Throughout its first two decades of its existence, TWG was an incredibly dynamic and vibrant organization, increasing the visibility of Ukraine and Ukrainian Americans in Washington and beyond. What were the ingredients of its success? From having served on many TWG boards and having led the organization from 1998-2000, I’m convinced that the secret sauce was the commitment, dedication and energy of its members, presidents and most Board members. We took our roles seriously. To us, TWG was a different kind of Ukrainian American organization. There was great camaraderie and fewer squabbles than was the case in many other organizations. People were not there for their own glory or to somehow prove themselves. Almost every active TWG member was a professional with a respectable career. The goal was to accomplish something – to help Ukraine tell its compelling story. It was all about the mission. And yes, it was even occasionally about having fun.

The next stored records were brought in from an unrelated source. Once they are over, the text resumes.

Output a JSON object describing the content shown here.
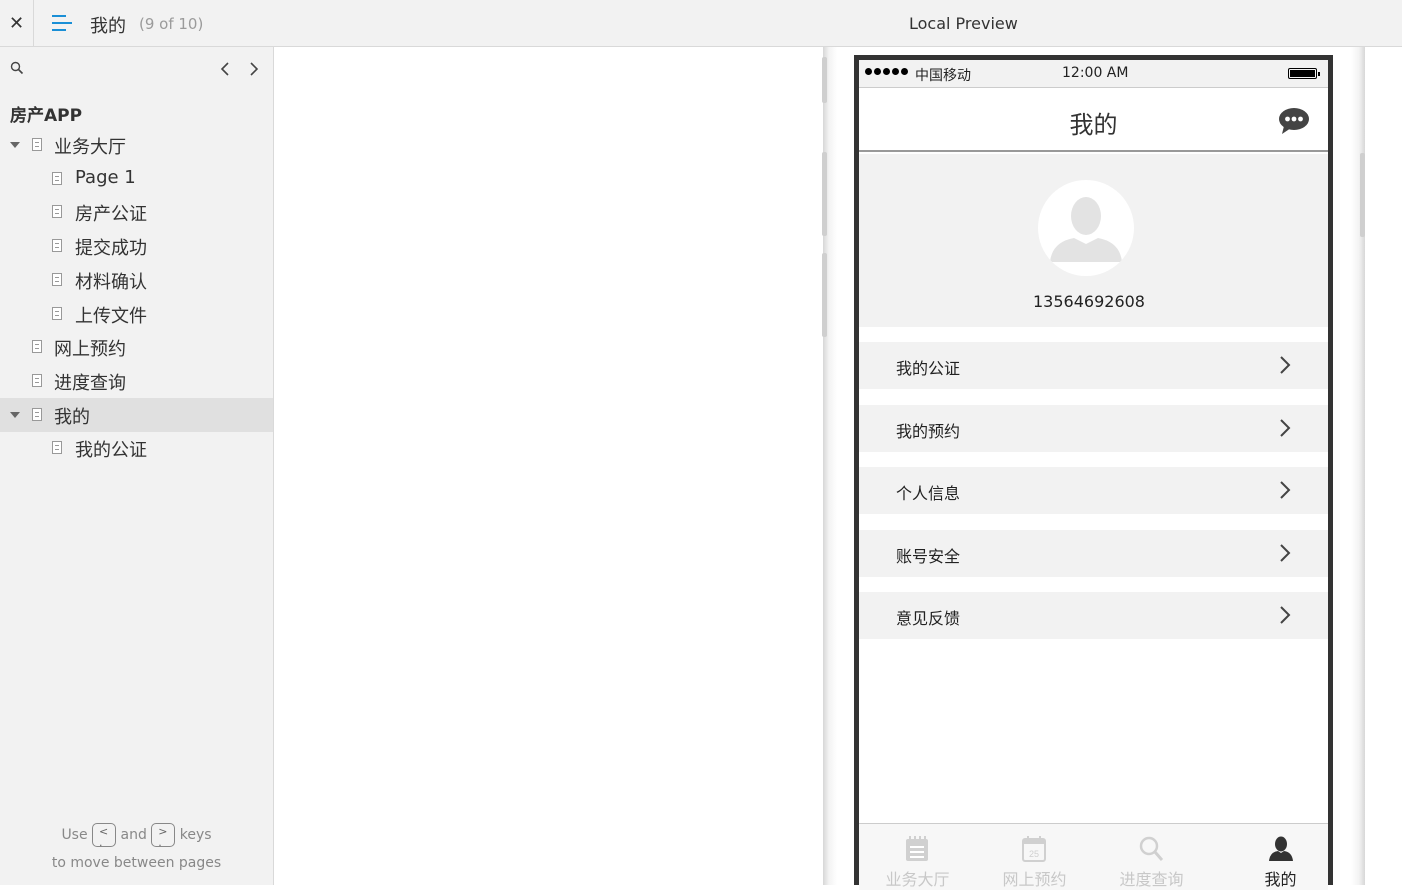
{
  "topbar": {
    "close": "✕",
    "page_title": "我的",
    "page_count": "(9 of 10)",
    "preview_title": "Local Preview"
  },
  "sidebar": {
    "nav_prev": "‹",
    "nav_next": "›",
    "project": "房产APP",
    "items": [
      {
        "label": "业务大厅",
        "level": 0,
        "expanded": true
      },
      {
        "label": "Page 1",
        "level": 1
      },
      {
        "label": "房产公证",
        "level": 1
      },
      {
        "label": "提交成功",
        "level": 1
      },
      {
        "label": "材料确认",
        "level": 1
      },
      {
        "label": "上传文件",
        "level": 1
      },
      {
        "label": "网上预约",
        "level": 0
      },
      {
        "label": "进度查询",
        "level": 0
      },
      {
        "label": "我的",
        "level": 0,
        "expanded": true,
        "active": true
      },
      {
        "label": "我的公证",
        "level": 1
      }
    ],
    "hint": {
      "use": "Use",
      "key_prev": "<\n.",
      "and": "and",
      "key_next": ">\n.",
      "keys": "keys",
      "line2": "to move between pages"
    }
  },
  "phone": {
    "status": {
      "carrier": "中国移动",
      "time": "12:00 AM"
    },
    "title": "我的",
    "phone_number": "13564692608",
    "menu": [
      "我的公证",
      "我的预约",
      "个人信息",
      "账号安全",
      "意见反馈"
    ],
    "tabs": [
      {
        "label": "业务大厅",
        "icon": "document-icon",
        "active": false
      },
      {
        "label": "网上预约",
        "icon": "calendar-icon",
        "active": false
      },
      {
        "label": "进度查询",
        "icon": "search-icon",
        "active": false
      },
      {
        "label": "我的",
        "icon": "user-icon",
        "active": true
      }
    ],
    "calendar_day": "25"
  },
  "colors": {
    "accent": "#1a8fd6",
    "sidebar_bg": "#f2f2f2",
    "active_row": "#e0e0e0"
  }
}
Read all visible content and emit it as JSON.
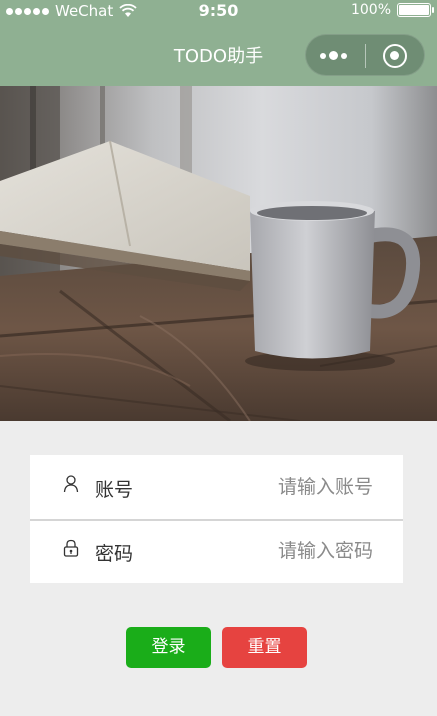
{
  "statusbar": {
    "carrier": "WeChat",
    "time": "9:50",
    "battery": "100%"
  },
  "navbar": {
    "title": "TODO助手"
  },
  "form": {
    "account": {
      "label": "账号",
      "placeholder": "请输入账号",
      "value": ""
    },
    "password": {
      "label": "密码",
      "placeholder": "请输入密码",
      "value": ""
    }
  },
  "buttons": {
    "login": "登录",
    "reset": "重置"
  },
  "colors": {
    "navbar": "#8fb092",
    "login": "#1aad19",
    "reset": "#e64340",
    "background": "#ededed"
  },
  "icons": {
    "account": "user-icon",
    "password": "lock-icon",
    "menu": "more-dots-icon",
    "close": "close-circle-icon"
  }
}
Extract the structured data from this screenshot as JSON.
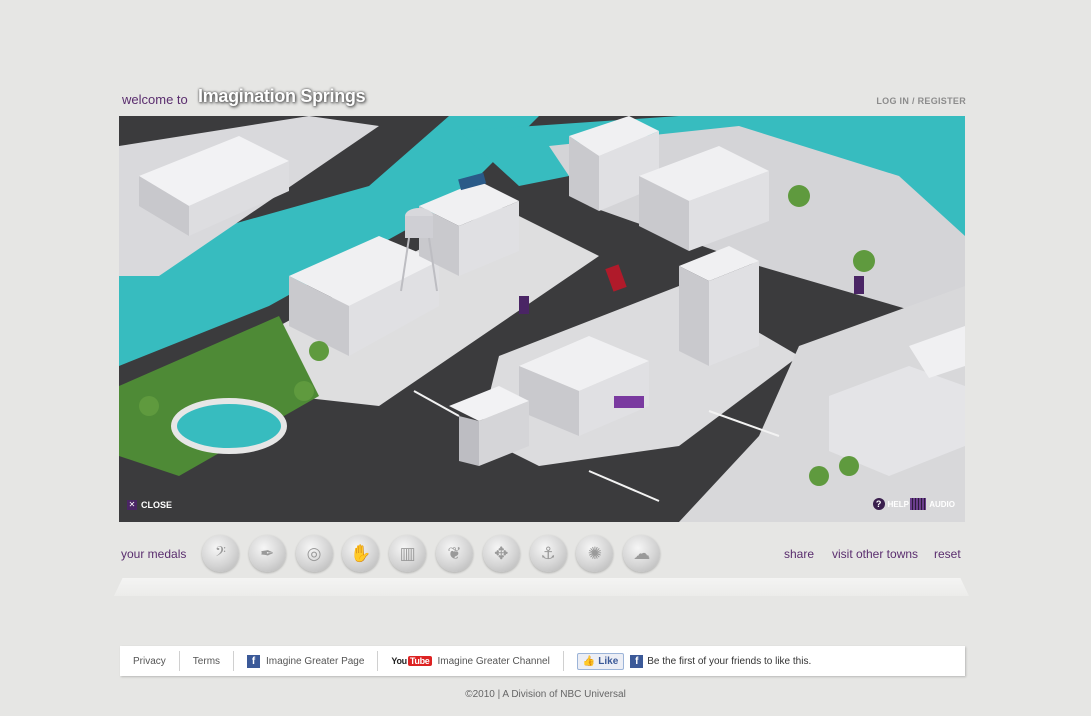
{
  "header": {
    "welcome": "welcome to",
    "town_name": "Imagination Springs",
    "login": "LOG IN",
    "separator": "/",
    "register": "REGISTER"
  },
  "map": {
    "close_label": "CLOSE",
    "help_label": "HELP",
    "audio_label": "AUDIO",
    "close_icon": "close-icon",
    "help_icon": "question-icon",
    "audio_icon": "audio-bars-icon",
    "colors": {
      "road": "#3b3b3d",
      "water": "#37bcbf",
      "grass": "#4e8a36",
      "building": "#ecebef",
      "accent": "#4a2565"
    }
  },
  "medals": {
    "label": "your medals",
    "items": [
      {
        "icon": "bass-clef-icon",
        "glyph": "𝄢"
      },
      {
        "icon": "pen-nib-icon",
        "glyph": "✒"
      },
      {
        "icon": "swirl-icon",
        "glyph": "◎"
      },
      {
        "icon": "hand-icon",
        "glyph": "✋"
      },
      {
        "icon": "city-skyline-icon",
        "glyph": "▥"
      },
      {
        "icon": "butterfly-icon",
        "glyph": "❦"
      },
      {
        "icon": "maple-leaf-icon",
        "glyph": "✥"
      },
      {
        "icon": "anchor-icon",
        "glyph": "⚓"
      },
      {
        "icon": "sunburst-icon",
        "glyph": "✺"
      },
      {
        "icon": "tree-icon",
        "glyph": "☁"
      }
    ]
  },
  "nav": {
    "share": "share",
    "visit_other_towns": "visit other towns",
    "reset": "reset"
  },
  "footer": {
    "privacy": "Privacy",
    "terms": "Terms",
    "facebook_page": "Imagine Greater Page",
    "youtube_channel": "Imagine Greater Channel",
    "youtube_logo": "You",
    "youtube_logo_tube": "Tube",
    "fb_letter": "f",
    "like_label": "Like",
    "like_text": "Be the first of your friends to like this."
  },
  "copyright": "©2010 | A Division of NBC Universal"
}
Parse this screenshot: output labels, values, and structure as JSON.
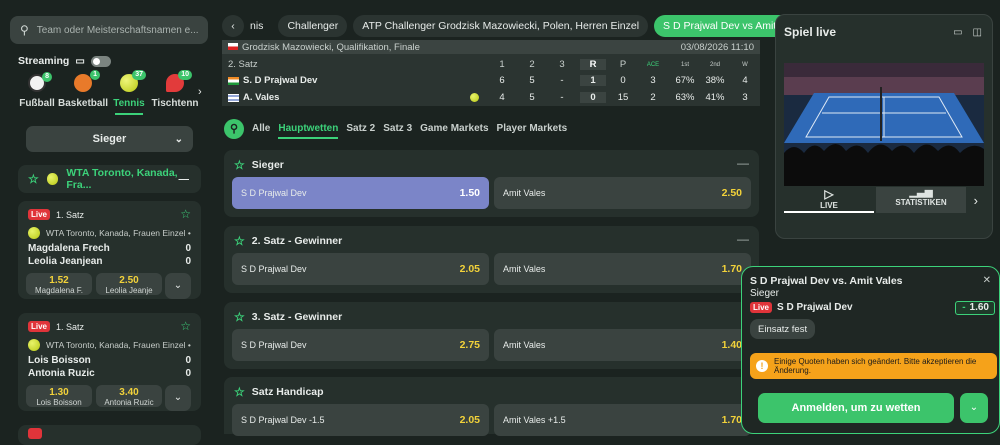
{
  "search": {
    "placeholder": "Team oder Meisterschaftsnamen e..."
  },
  "streaming": {
    "label": "Streaming"
  },
  "sports": [
    {
      "label": "Fußball",
      "count": "8",
      "color": "#ffffff"
    },
    {
      "label": "Basketball",
      "count": "1",
      "color": "#e87a2a"
    },
    {
      "label": "Tennis",
      "count": "37",
      "color": "#c8d63a",
      "active": true
    },
    {
      "label": "Tischtenn",
      "count": "10",
      "color": "#e23b3b"
    }
  ],
  "market_select": {
    "label": "Sieger"
  },
  "league": {
    "label": "WTA Toronto, Kanada, Fra..."
  },
  "matches": [
    {
      "live": "Live",
      "set": "1. Satz",
      "league": "WTA Toronto, Kanada, Frauen Einzel •",
      "p1": "Magdalena Frech",
      "s1": "0",
      "p2": "Leolia Jeanjean",
      "s2": "0",
      "o1": "1.52",
      "n1": "Magdalena F.",
      "o2": "2.50",
      "n2": "Leolia Jeanje"
    },
    {
      "live": "Live",
      "set": "1. Satz",
      "league": "WTA Toronto, Kanada, Frauen Einzel •",
      "p1": "Lois Boisson",
      "s1": "0",
      "p2": "Antonia Ruzic",
      "s2": "0",
      "o1": "1.30",
      "n1": "Lois Boisson",
      "o2": "3.40",
      "n2": "Antonia Ruzic"
    }
  ],
  "breadcrumbs": {
    "partial": "nis",
    "b1": "Challenger",
    "b2": "ATP Challenger Grodzisk Mazowiecki, Polen, Herren Einzel",
    "event": "S D Prajwal Dev  vs  Amit Vales"
  },
  "scoreboard": {
    "event_info": "Grodzisk Mazowiecki, Qualifikation, Finale",
    "datetime": "03/08/2026 11:10",
    "period": "2. Satz",
    "headers": [
      "1",
      "2",
      "3",
      "R",
      "P",
      "ACE",
      "1st",
      "2nd",
      "W"
    ],
    "p1": {
      "name": "S. D Prajwal Dev",
      "vals": [
        "6",
        "5",
        "-",
        "1",
        "0",
        "3",
        "67%",
        "38%",
        "4"
      ]
    },
    "p2": {
      "name": "A. Vales",
      "vals": [
        "4",
        "5",
        "-",
        "0",
        "15",
        "2",
        "63%",
        "41%",
        "3"
      ]
    }
  },
  "tabs": [
    "Alle",
    "Hauptwetten",
    "Satz 2",
    "Satz 3",
    "Game Markets",
    "Player Markets"
  ],
  "markets": [
    {
      "title": "Sieger",
      "a": "S D Prajwal Dev",
      "ao": "1.50",
      "b": "Amit Vales",
      "bo": "2.50"
    },
    {
      "title": "2. Satz - Gewinner",
      "a": "S D Prajwal Dev",
      "ao": "2.05",
      "b": "Amit Vales",
      "bo": "1.70"
    },
    {
      "title": "3. Satz - Gewinner",
      "a": "S D Prajwal Dev",
      "ao": "2.75",
      "b": "Amit Vales",
      "bo": "1.40"
    },
    {
      "title": "Satz Handicap",
      "a": "S D Prajwal Dev -1.5",
      "ao": "2.05",
      "b": "Amit Vales +1.5",
      "bo": "1.70"
    }
  ],
  "live_panel": {
    "title": "Spiel live",
    "tab_live": "LIVE",
    "tab_stats": "STATISTIKEN"
  },
  "betslip": {
    "match": "S D Prajwal Dev vs. Amit Vales",
    "market": "Sieger",
    "live": "Live",
    "selection": "S D Prajwal Dev",
    "odds": "1.60",
    "stake_fix": "Einsatz fest",
    "warning": "Einige Quoten haben sich geändert. Bitte akzeptieren die Änderung.",
    "login": "Anmelden, um zu wetten"
  }
}
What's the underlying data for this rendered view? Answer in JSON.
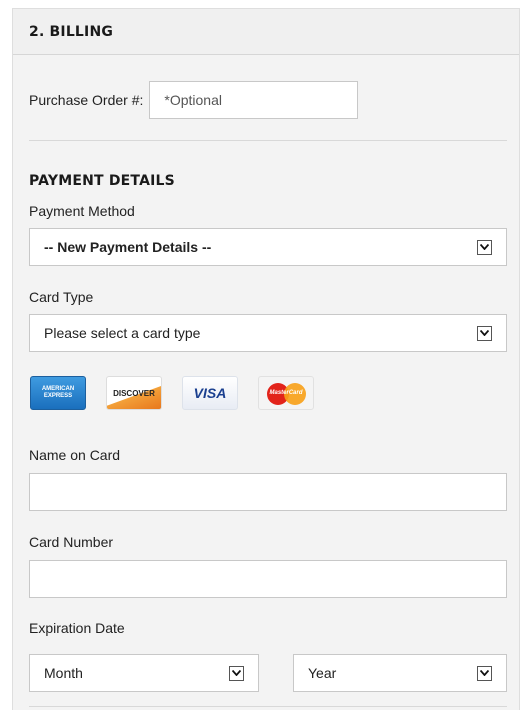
{
  "section": {
    "title": "2. BILLING"
  },
  "purchase_order": {
    "label": "Purchase Order #:",
    "placeholder": "*Optional"
  },
  "payment_details": {
    "title": "PAYMENT DETAILS",
    "payment_method": {
      "label": "Payment Method",
      "selected": "-- New Payment Details --"
    },
    "card_type": {
      "label": "Card Type",
      "selected": "Please select a card type"
    },
    "card_logos": [
      {
        "name": "american-express",
        "text": "AMERICAN EXPRESS"
      },
      {
        "name": "discover",
        "text": "DISCOVER"
      },
      {
        "name": "visa",
        "text": "VISA"
      },
      {
        "name": "mastercard",
        "text": "MasterCard"
      }
    ],
    "name_on_card": {
      "label": "Name on Card",
      "value": ""
    },
    "card_number": {
      "label": "Card Number",
      "value": ""
    },
    "expiration": {
      "label": "Expiration Date",
      "month": "Month",
      "year": "Year"
    }
  },
  "colors": {
    "panel_bg": "#f3f3f3",
    "border": "#c8c8c8",
    "visa_blue": "#1a3f8f"
  }
}
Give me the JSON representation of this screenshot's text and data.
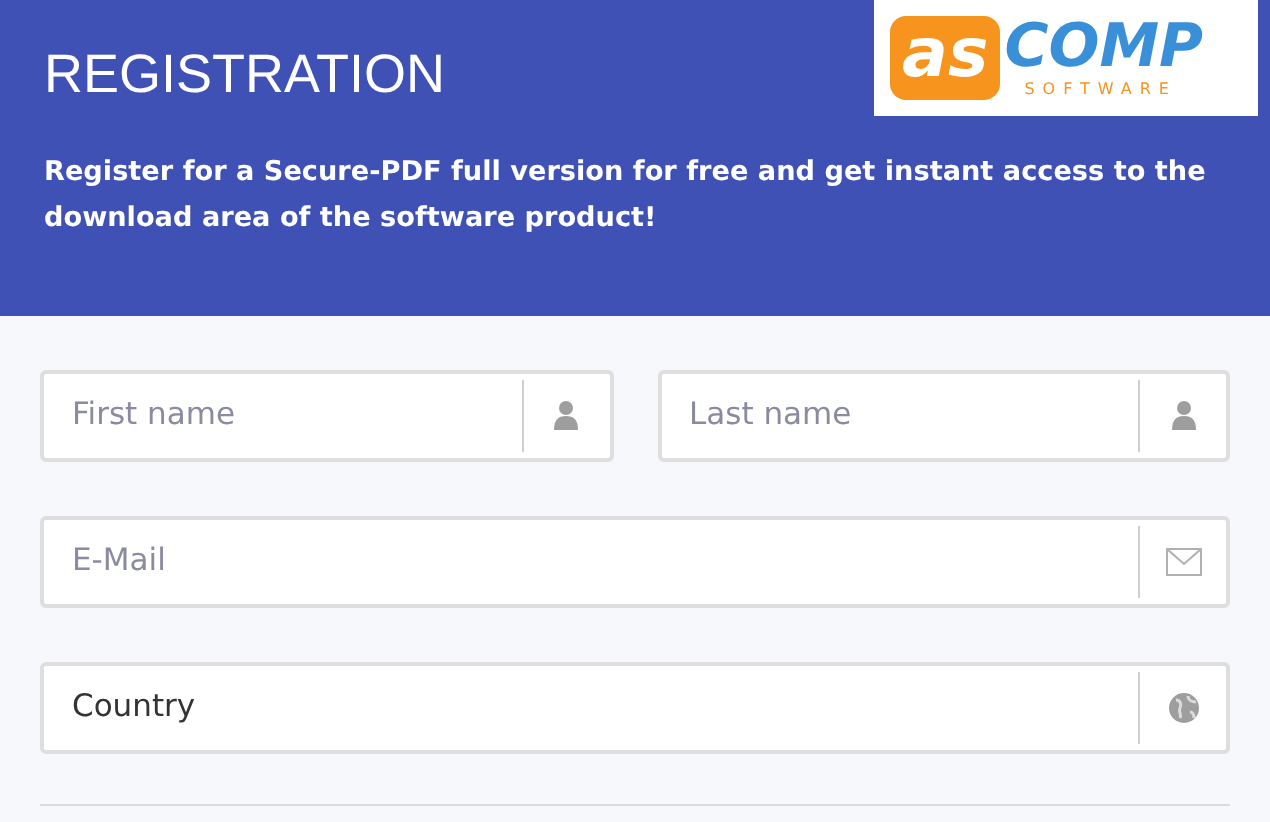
{
  "header": {
    "title": "REGISTRATION",
    "description": "Register for a Secure-PDF full version for free and get instant access to the download area of the software product!",
    "logo": {
      "mark": "as",
      "name": "COMP",
      "tagline": "SOFTWARE"
    }
  },
  "rows": [
    [
      {
        "kind": "name",
        "placeholder": "First name"
      },
      {
        "kind": "name",
        "placeholder": "Last name"
      }
    ],
    [
      {
        "kind": "email",
        "placeholder": "E-Mail"
      }
    ],
    [
      {
        "kind": "country",
        "value": "Country"
      }
    ]
  ]
}
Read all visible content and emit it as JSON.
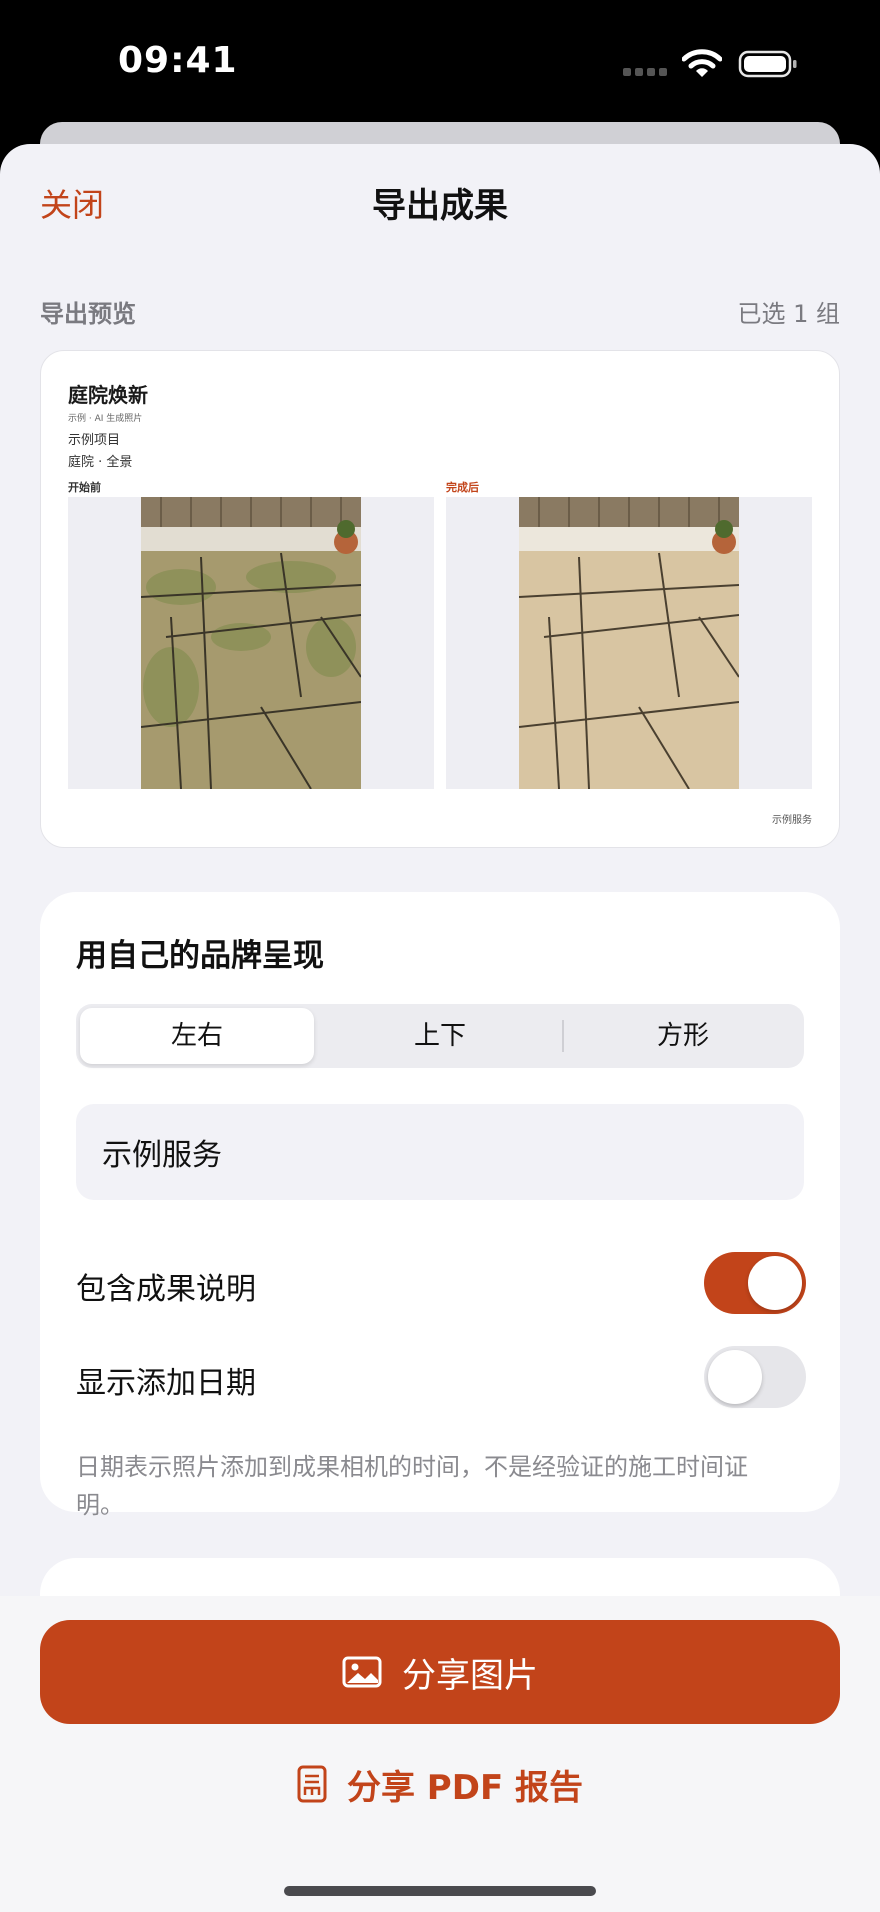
{
  "status_bar": {
    "time": "09:41"
  },
  "nav": {
    "close": "关闭",
    "title": "导出成果"
  },
  "preview_section": {
    "label": "导出预览",
    "count": "已选 1 组"
  },
  "preview": {
    "title": "庭院焕新",
    "subtitle": "示例 · AI 生成照片",
    "project": "示例项目",
    "area": "庭院 · 全景",
    "before_label": "开始前",
    "after_label": "完成后",
    "footer": "示例服务"
  },
  "brand": {
    "title": "用自己的品牌呈现",
    "layouts": [
      "左右",
      "上下",
      "方形"
    ],
    "selected_layout": "左右",
    "business_name": "示例服务",
    "include_notes": {
      "label": "包含成果说明",
      "on": true
    },
    "show_date": {
      "label": "显示添加日期",
      "on": false
    },
    "footnote": "日期表示照片添加到成果相机的时间，不是经验证的施工时间证明。"
  },
  "actions": {
    "share_image": "分享图片",
    "share_pdf": "分享 PDF 报告"
  },
  "colors": {
    "accent": "#c2441a",
    "background": "#f2f2f7"
  },
  "icons": {
    "share_image": "photo-icon",
    "share_pdf": "document-icon"
  }
}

There are too many wonderful people responsible for TWG’s success during its “glory days” and I am reluctant to name all of them, for fear of missing someone. However, I cannot fail to single out two individuals who I feel were key to TWGs success during its period of greatest activity and influence: George Masiuk, who served as president in 1995-1998 and helped to organize many of the TWG Leadership Conferences, and Yaro Bihun, who, in addition to serving as president during the transformative years of 1988-1990, was by far the longest serving TWG News editor. The monthly newsletter, TWG News, provided a valuable source of information and communication among members.

It is incredibly difficult to sustain an organization that relies strictly on volunteers with busy lives and careers. After its first few incredibly dynamic decades, TWG lost its steam and has been largely dormant since the mid-2000s. In recent months, however, TWG has begun the process of revitalization, including restarting the TWG Fellowship Fund and sponsoring a summer internship at the Embassy of Ukraine. We will see what happens.

Whatever its future might hold, though, there is no denying that The Washington Group served an incredibly important purpose at a critical, historical time when such a Ukrainian American organization was badly needed in the nation’s capital.

But don’t take my word for it. Check out the new TWG website documenting the organization’s history, which was developed by Mr. Masiuk. That website – The Washington Group – An Association of Ukrainian-American Professionals – can be found at www.thewashingtongroup.org. The site contains numerous TWG publications, some 20 photo albums and videos documenting the robust life of TWG, as well as the larger Ukrainian American community and its extensive interactions in Ukraine at a time when few others were doing it. In looking through the materials, you will see many familiar and prominent names – American and Ukrainian. And don’t be surprised if you come across names familiar to you, or you see, in the photo section, younger versions of your friends and acquaintances – and even yourselves and your parents. Enjoy!